Another brotha in redwood country. Even more peculiar than seeing Black people in Garberville, California was running into this brother in Willits, a few miles south. He was filling his car near us at the Safeway filling station.  He was dressed in the knit cap, hoodie, and jeans so common to young men in the area. The only difference between his look and theirs was his Blackness; and in that part of California, it really made him stand out.

Ajuan Mance

1001 Black Men #871


Black men turn up in the most interesting locations. Four hours north of Oakland, in Humboldt County, Garberville is the last place anyone would expect to see a person of African descent. And yet, while I was there, I crossed paths with several Black men. Perhaps they were pursuing careers in the production and distribution of the local cash crop.

Ajuan Mance

1001 Black Men #864


There’s something I like about the kind of beard this brotha is wearing. Some Black men I see around Oakland wear similarly shaped beards, but braided. Others wear them loose (like the man in this drawing), but with much the same effect. I think I like this specific beard style because it reminds me of the beards of the Egyptian pharaohs.

Let me be clear: Some of the kings of Egypt were Black Africans, and the people of ancient Egypt, prior to the incursion of the Greeks, were most certainly not white people. My belief in the greatness and wonder of Black people does  not, however, rely heavily (or at all) on the notion that there were (and are) Black kings and queens.  After all, most of us don’t have royal ancestry, and throughout most of human history, monarchs have not generally been known for their kind and compassionate use of their power.
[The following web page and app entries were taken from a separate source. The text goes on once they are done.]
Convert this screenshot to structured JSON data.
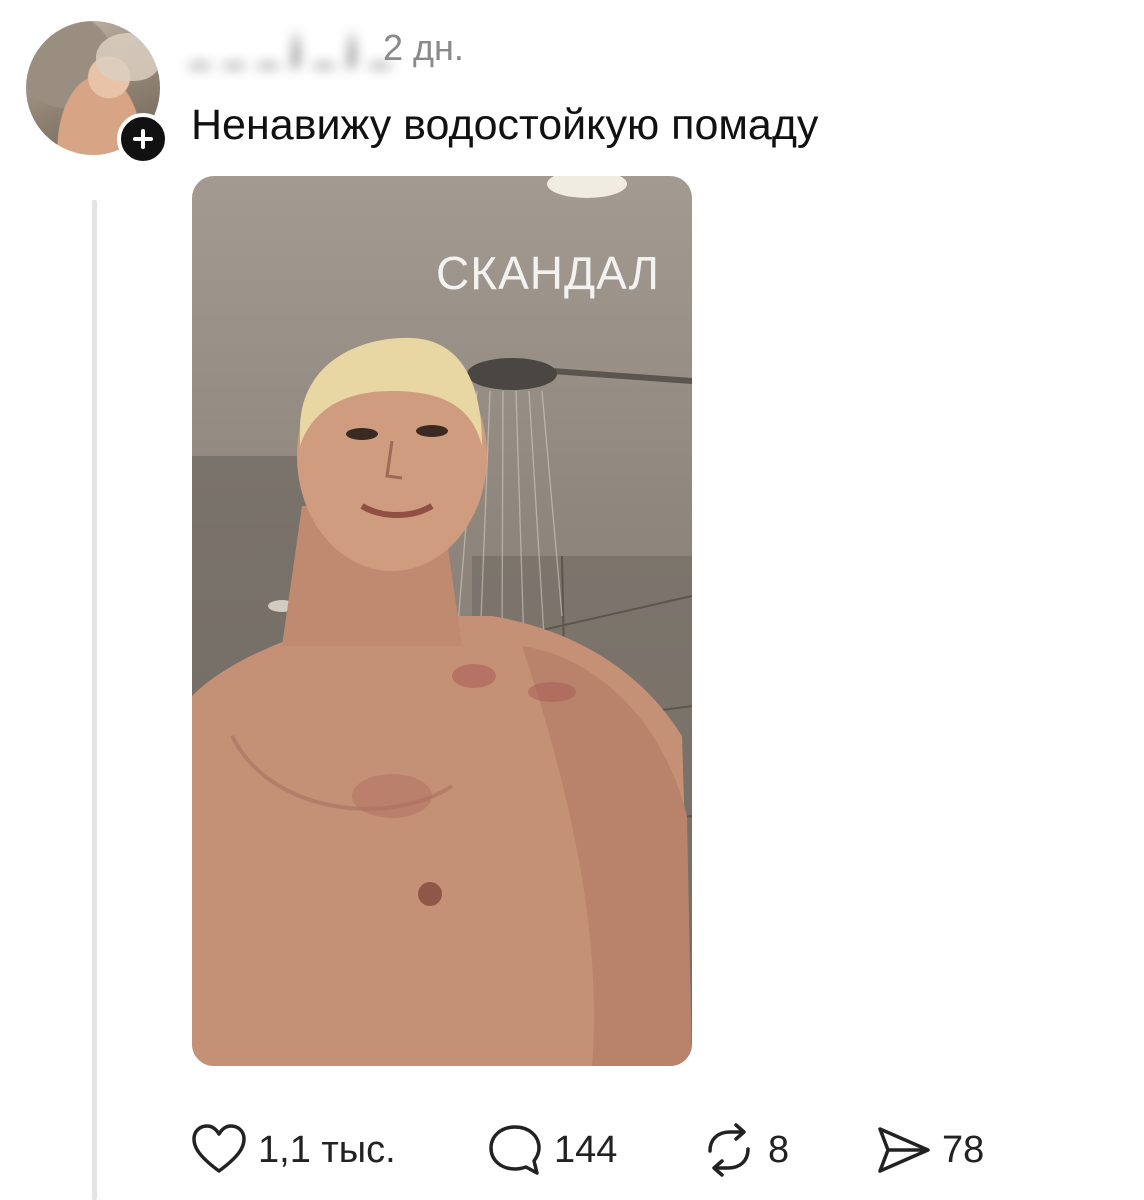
{
  "post": {
    "username": "_ _ _ j _ j _",
    "time": "2 дн.",
    "text": "Ненавижу водостойкую помаду",
    "media": {
      "overlay_text": "СКАНДАЛ"
    }
  },
  "actions": {
    "likes": "1,1 тыс.",
    "comments": "144",
    "reposts": "8",
    "shares": "78"
  },
  "icons": {
    "like": "heart-icon",
    "comment": "speech-bubble-icon",
    "repost": "repost-arrows-icon",
    "share": "paper-plane-icon",
    "follow": "plus-icon"
  }
}
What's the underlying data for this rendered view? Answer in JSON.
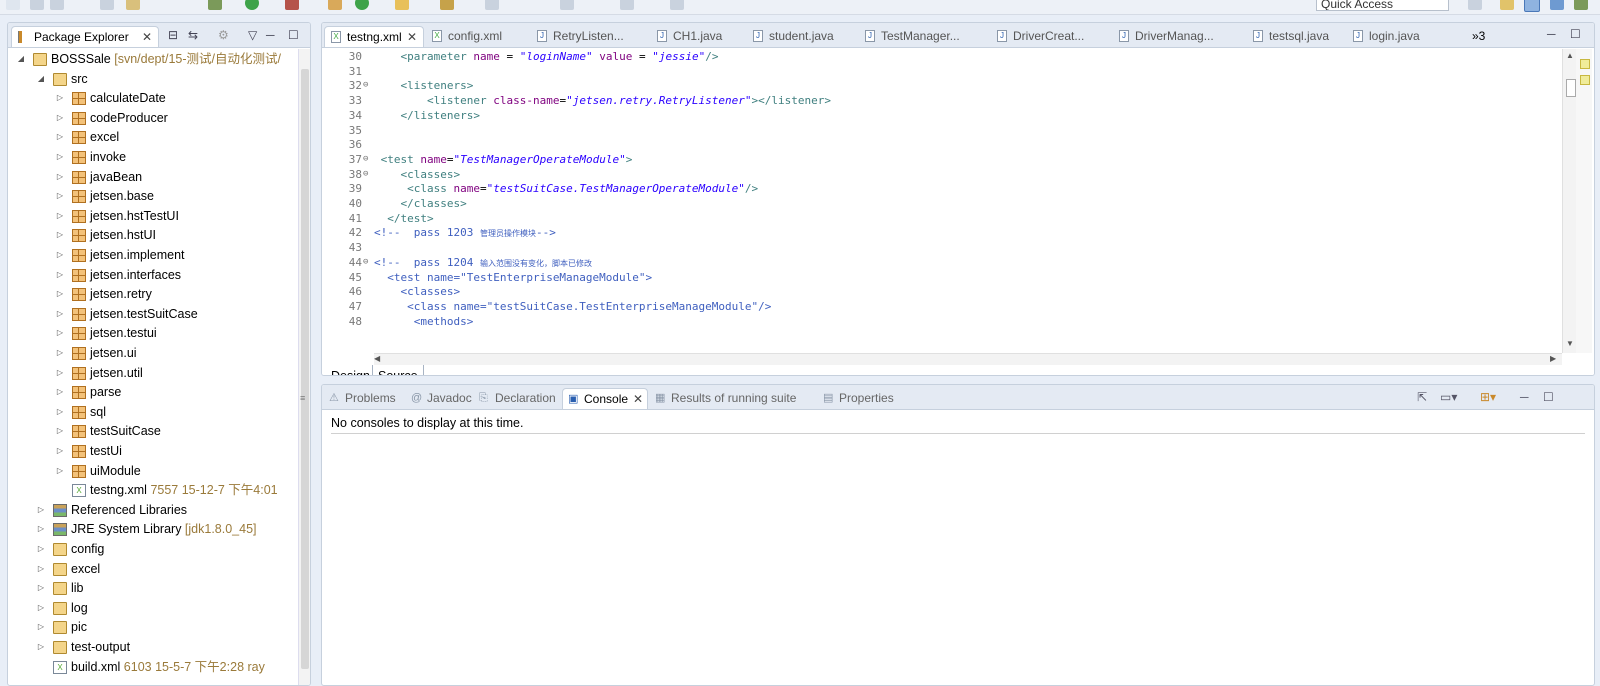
{
  "toolbar": {
    "quick_access_placeholder": "Quick Access"
  },
  "package_explorer": {
    "tab_label": "Package Explorer",
    "tree": [
      {
        "label": "BOSSSale",
        "deco": " [svn/dept/15-测试/自动化测试/",
        "depth": 0,
        "icon": "project-icon",
        "twisty": "open"
      },
      {
        "label": "src",
        "deco": "",
        "depth": 1,
        "icon": "source-folder-icon",
        "twisty": "open"
      },
      {
        "label": "calculateDate",
        "deco": "",
        "depth": 2,
        "icon": "package-icon",
        "twisty": "closed"
      },
      {
        "label": "codeProducer",
        "deco": "",
        "depth": 2,
        "icon": "package-icon",
        "twisty": "closed"
      },
      {
        "label": "excel",
        "deco": "",
        "depth": 2,
        "icon": "package-icon",
        "twisty": "closed"
      },
      {
        "label": "invoke",
        "deco": "",
        "depth": 2,
        "icon": "package-icon",
        "twisty": "closed"
      },
      {
        "label": "javaBean",
        "deco": "",
        "depth": 2,
        "icon": "package-icon",
        "twisty": "closed"
      },
      {
        "label": "jetsen.base",
        "deco": "",
        "depth": 2,
        "icon": "package-icon",
        "twisty": "closed"
      },
      {
        "label": "jetsen.hstTestUI",
        "deco": "",
        "depth": 2,
        "icon": "package-icon",
        "twisty": "closed"
      },
      {
        "label": "jetsen.hstUI",
        "deco": "",
        "depth": 2,
        "icon": "package-icon",
        "twisty": "closed"
      },
      {
        "label": "jetsen.implement",
        "deco": "",
        "depth": 2,
        "icon": "package-icon",
        "twisty": "closed"
      },
      {
        "label": "jetsen.interfaces",
        "deco": "",
        "depth": 2,
        "icon": "package-icon",
        "twisty": "closed"
      },
      {
        "label": "jetsen.retry",
        "deco": "",
        "depth": 2,
        "icon": "package-icon",
        "twisty": "closed"
      },
      {
        "label": "jetsen.testSuitCase",
        "deco": "",
        "depth": 2,
        "icon": "package-icon",
        "twisty": "closed"
      },
      {
        "label": "jetsen.testui",
        "deco": "",
        "depth": 2,
        "icon": "package-icon",
        "twisty": "closed"
      },
      {
        "label": "jetsen.ui",
        "deco": "",
        "depth": 2,
        "icon": "package-icon",
        "twisty": "closed"
      },
      {
        "label": "jetsen.util",
        "deco": "",
        "depth": 2,
        "icon": "package-icon",
        "twisty": "closed"
      },
      {
        "label": "parse",
        "deco": "",
        "depth": 2,
        "icon": "package-icon",
        "twisty": "closed"
      },
      {
        "label": "sql",
        "deco": "",
        "depth": 2,
        "icon": "package-icon",
        "twisty": "closed"
      },
      {
        "label": "testSuitCase",
        "deco": "",
        "depth": 2,
        "icon": "package-icon",
        "twisty": "closed"
      },
      {
        "label": "testUi",
        "deco": "",
        "depth": 2,
        "icon": "package-icon",
        "twisty": "closed"
      },
      {
        "label": "uiModule",
        "deco": "",
        "depth": 2,
        "icon": "package-icon",
        "twisty": "closed"
      },
      {
        "label": "testng.xml",
        "deco": " 7557  15-12-7 下午4:01",
        "depth": 2,
        "icon": "xml-file-icon",
        "twisty": "none"
      },
      {
        "label": "Referenced Libraries",
        "deco": "",
        "depth": 1,
        "icon": "library-icon",
        "twisty": "closed"
      },
      {
        "label": "JRE System Library",
        "deco": " [jdk1.8.0_45]",
        "depth": 1,
        "icon": "library-icon",
        "twisty": "closed"
      },
      {
        "label": "config",
        "deco": "",
        "depth": 1,
        "icon": "folder-icon",
        "twisty": "closed"
      },
      {
        "label": "excel",
        "deco": "",
        "depth": 1,
        "icon": "folder-icon",
        "twisty": "closed"
      },
      {
        "label": "lib",
        "deco": "",
        "depth": 1,
        "icon": "folder-icon",
        "twisty": "closed"
      },
      {
        "label": "log",
        "deco": "",
        "depth": 1,
        "icon": "folder-icon",
        "twisty": "closed"
      },
      {
        "label": "pic",
        "deco": "",
        "depth": 1,
        "icon": "folder-icon",
        "twisty": "closed"
      },
      {
        "label": "test-output",
        "deco": "",
        "depth": 1,
        "icon": "folder-icon",
        "twisty": "closed"
      },
      {
        "label": "build.xml",
        "deco": " 6103  15-5-7 下午2:28  ray",
        "depth": 1,
        "icon": "xml-file-icon",
        "twisty": "none"
      }
    ]
  },
  "editor": {
    "tabs": [
      {
        "label": "testng.xml",
        "kind": "xml",
        "active": true
      },
      {
        "label": "config.xml",
        "kind": "xml",
        "active": false
      },
      {
        "label": "RetryListen...",
        "kind": "java",
        "active": false
      },
      {
        "label": "CH1.java",
        "kind": "java",
        "active": false
      },
      {
        "label": "student.java",
        "kind": "java",
        "active": false
      },
      {
        "label": "TestManager...",
        "kind": "java",
        "active": false
      },
      {
        "label": "DriverCreat...",
        "kind": "java",
        "active": false
      },
      {
        "label": "DriverManag...",
        "kind": "java",
        "active": false
      },
      {
        "label": "testsql.java",
        "kind": "java",
        "active": false
      },
      {
        "label": "login.java",
        "kind": "java",
        "active": false
      }
    ],
    "overflow_label": "»3",
    "lines": [
      {
        "n": "30",
        "fold": "",
        "html": "    <span class=\"tag\">&lt;parameter</span> <span class=\"attr\">name</span> = <span class=\"val\">\"loginName\"</span> <span class=\"attr\">value</span> = <span class=\"val\">\"jessie\"</span><span class=\"tag\">/&gt;</span>"
      },
      {
        "n": "31",
        "fold": "",
        "html": ""
      },
      {
        "n": "32",
        "fold": "⊖",
        "html": "    <span class=\"tag\">&lt;listeners&gt;</span>"
      },
      {
        "n": "33",
        "fold": "",
        "html": "        <span class=\"tag\">&lt;listener</span> <span class=\"attr\">class-name</span>=<span class=\"val\">\"jetsen.retry.RetryListener\"</span><span class=\"tag\">&gt;&lt;/listener&gt;</span>"
      },
      {
        "n": "34",
        "fold": "",
        "html": "    <span class=\"tag\">&lt;/listeners&gt;</span>"
      },
      {
        "n": "35",
        "fold": "",
        "html": ""
      },
      {
        "n": "36",
        "fold": "",
        "html": ""
      },
      {
        "n": "37",
        "fold": "⊖",
        "html": " <span class=\"tag\">&lt;test</span> <span class=\"attr\">name</span>=<span class=\"val\">\"TestManagerOperateModule\"</span><span class=\"tag\">&gt;</span>"
      },
      {
        "n": "38",
        "fold": "⊖",
        "html": "    <span class=\"tag\">&lt;classes&gt;</span>"
      },
      {
        "n": "39",
        "fold": "",
        "html": "     <span class=\"tag\">&lt;class</span> <span class=\"attr\">name</span>=<span class=\"val\">\"testSuitCase.TestManagerOperateModule\"</span><span class=\"tag\">/&gt;</span>"
      },
      {
        "n": "40",
        "fold": "",
        "html": "    <span class=\"tag\">&lt;/classes&gt;</span>"
      },
      {
        "n": "41",
        "fold": "",
        "html": "  <span class=\"tag\">&lt;/test&gt;</span>"
      },
      {
        "n": "42",
        "fold": "",
        "html": "<span class=\"cmt\">&lt;!--  pass 1203 <span class=\"cn\">管理员操作模块</span>--&gt;</span>"
      },
      {
        "n": "43",
        "fold": "",
        "html": ""
      },
      {
        "n": "44",
        "fold": "⊖",
        "html": "<span class=\"cmt\">&lt;!--  pass 1204 <span class=\"cn\">输入范围没有变化，脚本已修改</span></span>"
      },
      {
        "n": "45",
        "fold": "",
        "html": "  <span class=\"cmt\">&lt;test name=\"TestEnterpriseManageModule\"&gt;</span>"
      },
      {
        "n": "46",
        "fold": "",
        "html": "    <span class=\"cmt\">&lt;classes&gt;</span>"
      },
      {
        "n": "47",
        "fold": "",
        "html": "     <span class=\"cmt\">&lt;class name=\"testSuitCase.TestEnterpriseManageModule\"/&gt;</span>"
      },
      {
        "n": "48",
        "fold": "",
        "html": "      <span class=\"cmt\">&lt;methods&gt;</span>"
      }
    ],
    "mode_tabs": [
      {
        "label": "Design",
        "selected": true
      },
      {
        "label": "Source",
        "selected": false
      }
    ]
  },
  "console": {
    "tabs": [
      {
        "label": "Problems",
        "active": false
      },
      {
        "label": "Javadoc",
        "active": false
      },
      {
        "label": "Declaration",
        "active": false
      },
      {
        "label": "Console",
        "active": true
      },
      {
        "label": "Results of running suite",
        "active": false
      },
      {
        "label": "Properties",
        "active": false
      }
    ],
    "message": "No consoles to display at this time."
  }
}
Beheadings, foot servants, and excessive wealth aside, though, the Egyptian pharaohs are fascinating to me, if only because the artifacts of their dynasties enable us to reach back into the ancient past and lay our eyes or (in some cases) our hands on real material evidence of how far into the past the roots of our humanity–our feelings, concerns, and conceits–truly extend.

Ajuan Mance